- **RECORDS FOR THIS EXERCISE**:
——————

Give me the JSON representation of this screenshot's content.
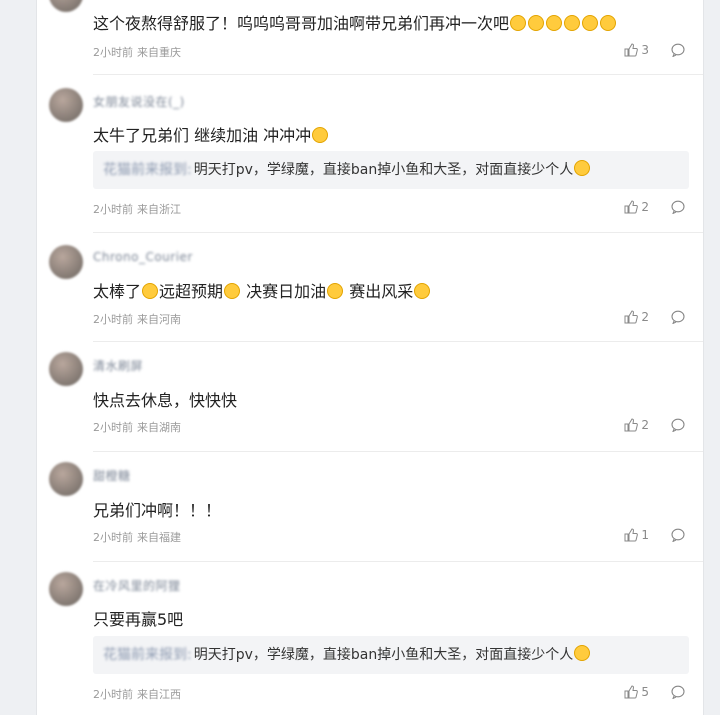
{
  "comments": [
    {
      "nick": "",
      "text": "这个夜熬得舒服了！呜呜呜哥哥加油啊带兄弟们再冲一次吧",
      "emoji_suffix": 6,
      "quote": null,
      "time": "2小时前",
      "location": "来自重庆",
      "likes": "3"
    },
    {
      "nick": "女朋友说没在(_)",
      "text": "太牛了兄弟们 继续加油 冲冲冲",
      "emoji_suffix": 1,
      "quote": {
        "name": "花猫前来报到:",
        "text": "明天打pv，学绿魔，直接ban掉小鱼和大圣，对面直接少个人"
      },
      "time": "2小时前",
      "location": "来自浙江",
      "likes": "2"
    },
    {
      "nick": "Chrono_Courier",
      "text_parts": [
        "太棒了",
        "远超预期",
        "决赛日加油",
        "赛出风采"
      ],
      "quote": null,
      "time": "2小时前",
      "location": "来自河南",
      "likes": "2"
    },
    {
      "nick": "清水刷屏",
      "text": "快点去休息，快快快",
      "emoji_suffix": 0,
      "quote": null,
      "time": "2小时前",
      "location": "来自湖南",
      "likes": "2"
    },
    {
      "nick": "甜橙糖",
      "text": "兄弟们冲啊！！！",
      "emoji_suffix": 0,
      "quote": null,
      "time": "2小时前",
      "location": "来自福建",
      "likes": "1"
    },
    {
      "nick": "在冷风里的阿狸",
      "text": "只要再赢5吧",
      "emoji_suffix": 0,
      "quote": {
        "name": "花猫前来报到:",
        "text": "明天打pv，学绿魔，直接ban掉小鱼和大圣，对面直接少个人"
      },
      "time": "2小时前",
      "location": "来自江西",
      "likes": "5"
    }
  ]
}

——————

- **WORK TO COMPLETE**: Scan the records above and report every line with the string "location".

- **SOLUTION**:
      "location": "来自重庆",
      "location": "来自浙江",
      "location": "来自河南",
      "location": "来自湖南",
      "location": "来自福建",
      "location": "来自江西",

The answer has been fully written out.